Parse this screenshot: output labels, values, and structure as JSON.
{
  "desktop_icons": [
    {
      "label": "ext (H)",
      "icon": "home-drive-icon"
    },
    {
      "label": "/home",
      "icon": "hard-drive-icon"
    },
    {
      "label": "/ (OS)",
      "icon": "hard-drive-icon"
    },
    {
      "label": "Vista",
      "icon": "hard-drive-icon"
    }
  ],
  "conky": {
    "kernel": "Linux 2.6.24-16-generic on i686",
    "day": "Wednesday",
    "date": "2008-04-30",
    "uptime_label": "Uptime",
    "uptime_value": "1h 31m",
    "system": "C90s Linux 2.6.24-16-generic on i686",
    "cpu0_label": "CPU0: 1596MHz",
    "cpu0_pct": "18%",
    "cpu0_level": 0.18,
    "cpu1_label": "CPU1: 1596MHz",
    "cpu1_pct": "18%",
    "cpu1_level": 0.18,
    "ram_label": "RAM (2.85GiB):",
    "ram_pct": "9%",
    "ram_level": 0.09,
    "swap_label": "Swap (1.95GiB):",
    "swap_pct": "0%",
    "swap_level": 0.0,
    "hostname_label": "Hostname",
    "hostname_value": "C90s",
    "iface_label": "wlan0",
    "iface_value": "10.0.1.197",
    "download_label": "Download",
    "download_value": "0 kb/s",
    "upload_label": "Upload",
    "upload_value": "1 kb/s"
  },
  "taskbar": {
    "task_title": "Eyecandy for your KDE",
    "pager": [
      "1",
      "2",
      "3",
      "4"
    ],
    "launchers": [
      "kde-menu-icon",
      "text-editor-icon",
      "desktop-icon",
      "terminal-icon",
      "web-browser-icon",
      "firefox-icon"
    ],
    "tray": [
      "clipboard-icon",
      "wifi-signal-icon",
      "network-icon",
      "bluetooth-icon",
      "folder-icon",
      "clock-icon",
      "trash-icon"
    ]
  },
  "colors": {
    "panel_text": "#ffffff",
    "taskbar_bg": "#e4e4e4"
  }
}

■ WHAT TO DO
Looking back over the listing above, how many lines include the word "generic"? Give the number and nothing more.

■ OUTPUT OF THE TASK
2